Some identify belt colors by season with green representing the spring which is appropriate given that the Shim Sa is scheduled just four days after the vernal equinox. If there is a time to earn the right to wear my green belt again, this is it.
Exercise on this day: Hyung: Ki Cho Hyung Il Bu, Pyang Ahn Cho Dan, Chil Sung E Lo
In case anybody noticed, the site was down since some time Tuesday. I managed to set up the automatic bill payment for the new web hosting incorrectly and it got suspended for a few days before I realized. That wouldn’t have happened if I were a bit more religious about posting. As it is there are days when I did my kicks for the 20,000 but neglected to record them so they just don’t count…
On a brighter note, the site is up to 82 registered users. Granted, every last one of them is a spambot but at least the internet acknowledges that I’m here.
Before there was Groundhog Day, there was St. Bridget’s Day.
Before there was St. Bridget’s Day, there was Imbolc.
Imbolc in its original form was associated with the Gaelic goddess, Brigid in her role as a fertility goddess and heralds the onset of spring. It was later Christianized as St. Bridget’s Day and sometimes tends to be merged with Candlemas.

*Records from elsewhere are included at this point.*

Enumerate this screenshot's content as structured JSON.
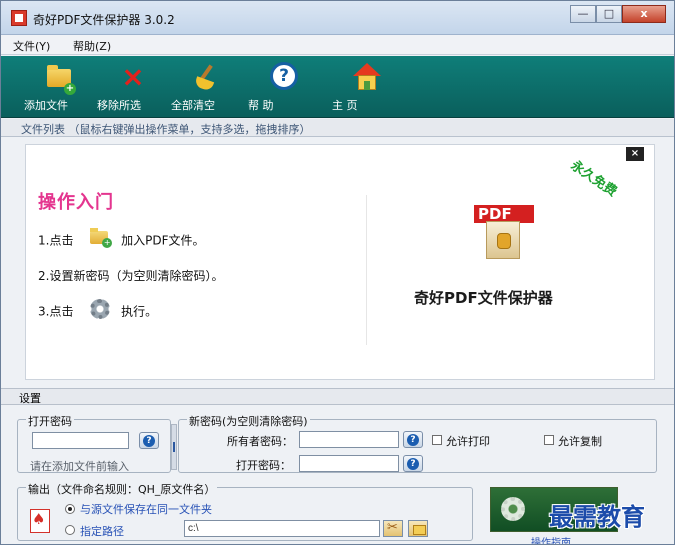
{
  "window": {
    "title": "奇好PDF文件保护器 3.0.2",
    "buttons": {
      "minimize": "—",
      "maximize": "□",
      "close": "x"
    }
  },
  "menu": {
    "file": "文件(Y)",
    "help": "帮助(Z)"
  },
  "toolbar": {
    "add_file": "添加文件",
    "remove_selected": "移除所选",
    "clear_all": "全部清空",
    "help": "帮 助",
    "home": "主 页"
  },
  "file_list": {
    "header": "文件列表 （鼠标右键弹出操作菜单，支持多选，拖拽排序）"
  },
  "start_panel": {
    "close_symbol": "×",
    "title": "操作入门",
    "step1_prefix": "1.点击",
    "step1_text": "加入PDF文件。",
    "step2_text": "2.设置新密码（为空则清除密码）。",
    "step3_prefix": "3.点击",
    "step3_text": "执行。",
    "stamp": "永久免费",
    "pdf_logo_text": "PDF",
    "product_name": "奇好PDF文件保护器"
  },
  "settings": {
    "header": "设置",
    "open_password": {
      "legend": "打开密码",
      "value": "",
      "hint": "请在添加文件前输入"
    },
    "new_password": {
      "legend": "新密码(为空则清除密码)",
      "owner_label": "所有者密码：",
      "owner_value": "",
      "open_label": "打开密码：",
      "open_value": "",
      "allow_print": "允许打印",
      "allow_copy": "允许复制"
    },
    "output": {
      "legend": "输出（文件命名规则：QH_原文件名）",
      "same_folder": "与源文件保存在同一文件夹",
      "specified_path": "指定路径",
      "path_value": "c:\\",
      "selected_mode": "same_folder"
    }
  },
  "action": {
    "caption": "操作指南"
  },
  "watermark": "最需教育",
  "colors": {
    "toolbar": "#0f7e79",
    "stamp": "#1da130",
    "pdf_red": "#d42020",
    "accent_pink": "#e4358f",
    "blue_text": "#2852b6"
  },
  "icons": {
    "add_file": "folder-plus-icon",
    "remove_selected": "red-x-icon",
    "clear_all": "broom-icon",
    "help": "question-icon",
    "home": "house-icon"
  }
}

Imbolc is variously associated with February 1st, the Full Moon mid-way between the Winter Solstice and the Vernal Equinox, or the first blooming of blackthorn. Customs for observing Imbolc vary among neopagans but usually include symbolic hearthfires or candles representing the return of the Sun. The ritual of “spring cleaning” has also been associated with this holiday.
The modern association with Groundhog Day may be related to weather divination practices originally associated with Imbolc. In Gaelic tradition, foul weather on Imbolc was a sign that winter would soon be over.

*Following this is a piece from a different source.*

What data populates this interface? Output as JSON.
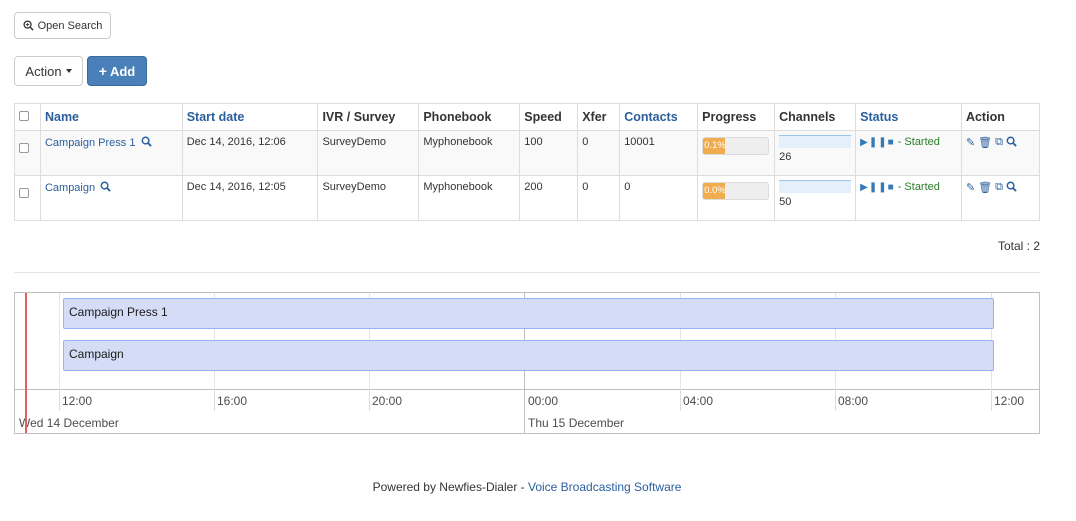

Yes, I know it makes me a bad American but I’m just not a football guy. As a Connecticut resident I’m expected to be a Pats fan. Okay. Go, Pats!
The truth of it is that my only interest in the Super Bowl is the party I’m missing with my old fire department shift-mates due to the impending winter storm moving in sometime tonight. I’m just not as cavalier about driving home in bad weather as I once was. Even the commercials don’t hold the attraction that they once did now that they can all be watched on YouTube without needing to watch a bunch of overpaid business men spend four hours to play a one hour game to do it…
The game’s on the TV but I’ll probably use the time to catch up on my blog and to figure out what I’m going to do working from home tomorrow. I know, “Bah, humbug”.